Stellar Nursery in the Rosette Nebula, via NASA

Image obtained from NASA

My father died on Christmas Eve. I know we all will lose a loved one eventually. And with parents, we know it’s coming. Yet, you’re never quite ready for it. I miss talking to him about politics. I missed calling him after the State of the Union address this week to hear what he thought. I miss getting his emails signed Big D. I will miss going to the gym with him when I visited, together with his two buddies, Jim and Don. They would go to MacDonald’s after the gym, and get senior discount coffees for 50 cents, teasing my Dad about being a cheapskate because he didn’t splurge for Starbucks when I was in town.

Death takes away something you love and leaves you with a reminder of your own mortality. And it’s especially true now, for me, because I’m closest to my father in temperament and life choices. Which is why, as a teenager, we butted heads so often. But I came to see over time that my Dad was his own toughest critic. He was tough on us kids, but toughest on himself. I spoke at his funeral, and said: “I bet my father died with a to-do list, perhaps an idea for his next column, for the next revision of his memoirs that he was writing.”

Every year my father would attend the MLK Day celebration where he lived and in the last several years, was a keynote speaker for the event. This year, my mother went alone. And unbeknownst to her, the event began with a special honoring of my father. As my mother relayed the events to me on the phone, she said sadly, “I don’t think your father knew what an impact he made.”

These last five years were tough on my father. Not physically, but psychologically. He didn’t feel that he had made the impact he wanted to have made. My mother told me he would say to her, “I want to be relevant.” And of course my mother would say, “But you are, Rick.” And he was. He was a social activist, active in local politics, and wrote a political column right up until the year he died. He spent years on Boards and as the President of various non-profits. The outpouring of affection and the accolades that came after his death indicates he made an impact . But he didn’t feel it. He wasn’t satisfied. And my mother and I wondered, if he had seen his own funeral, and the appreciation for who he was and what he had done, would he have felt that sense of relevance? “I’m not so sure,” I said to my mother on the phone, “Would he have been such a successful social activist if he had felt satisfied with his impact?”  Maybe it’s that relentless inner critic and unfulfilled drive that made him effective.

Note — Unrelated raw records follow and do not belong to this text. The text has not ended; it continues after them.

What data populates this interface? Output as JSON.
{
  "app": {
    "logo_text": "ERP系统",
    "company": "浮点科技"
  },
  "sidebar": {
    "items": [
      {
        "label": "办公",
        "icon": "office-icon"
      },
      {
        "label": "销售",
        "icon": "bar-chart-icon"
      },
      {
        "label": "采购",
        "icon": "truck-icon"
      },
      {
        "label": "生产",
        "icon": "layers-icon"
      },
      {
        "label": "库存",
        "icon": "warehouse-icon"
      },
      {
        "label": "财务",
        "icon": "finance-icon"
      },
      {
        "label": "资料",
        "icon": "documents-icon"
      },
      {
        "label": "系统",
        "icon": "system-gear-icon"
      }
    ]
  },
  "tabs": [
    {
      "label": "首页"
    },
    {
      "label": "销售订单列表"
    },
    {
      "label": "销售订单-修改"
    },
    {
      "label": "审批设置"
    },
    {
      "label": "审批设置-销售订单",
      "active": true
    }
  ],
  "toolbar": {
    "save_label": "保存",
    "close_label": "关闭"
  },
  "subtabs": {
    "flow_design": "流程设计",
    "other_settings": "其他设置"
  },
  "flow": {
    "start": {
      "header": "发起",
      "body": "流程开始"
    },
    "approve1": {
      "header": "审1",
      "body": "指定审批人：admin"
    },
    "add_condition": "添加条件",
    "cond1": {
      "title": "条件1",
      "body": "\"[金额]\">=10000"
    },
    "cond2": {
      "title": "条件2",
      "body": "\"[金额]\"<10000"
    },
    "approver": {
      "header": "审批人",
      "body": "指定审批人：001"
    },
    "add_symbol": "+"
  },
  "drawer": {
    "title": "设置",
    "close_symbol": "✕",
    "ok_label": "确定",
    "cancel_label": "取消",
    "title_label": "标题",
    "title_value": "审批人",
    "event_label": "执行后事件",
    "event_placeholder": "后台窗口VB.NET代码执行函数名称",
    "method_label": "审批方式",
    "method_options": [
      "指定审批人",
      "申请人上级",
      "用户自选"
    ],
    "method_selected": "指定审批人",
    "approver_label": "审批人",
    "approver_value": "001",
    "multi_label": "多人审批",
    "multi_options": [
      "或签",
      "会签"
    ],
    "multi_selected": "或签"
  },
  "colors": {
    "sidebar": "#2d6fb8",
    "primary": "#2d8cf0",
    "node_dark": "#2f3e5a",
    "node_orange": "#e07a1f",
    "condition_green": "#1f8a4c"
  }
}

This is what I ponder now in his absence. Should he have felt at peace with what he had accomplished, or should he have felt at peace with his restless striving? Do we get to feel satisfied with what we have done? Should we pause and breathe, and consider the impact we are making, the ways we are relevant now, before it’s too late? Or should we, as Robert Browning says (sort of), go beyond our reach, strive higher than we can, so we fulfill our potential, but at the cost of never feeling completely satisfied?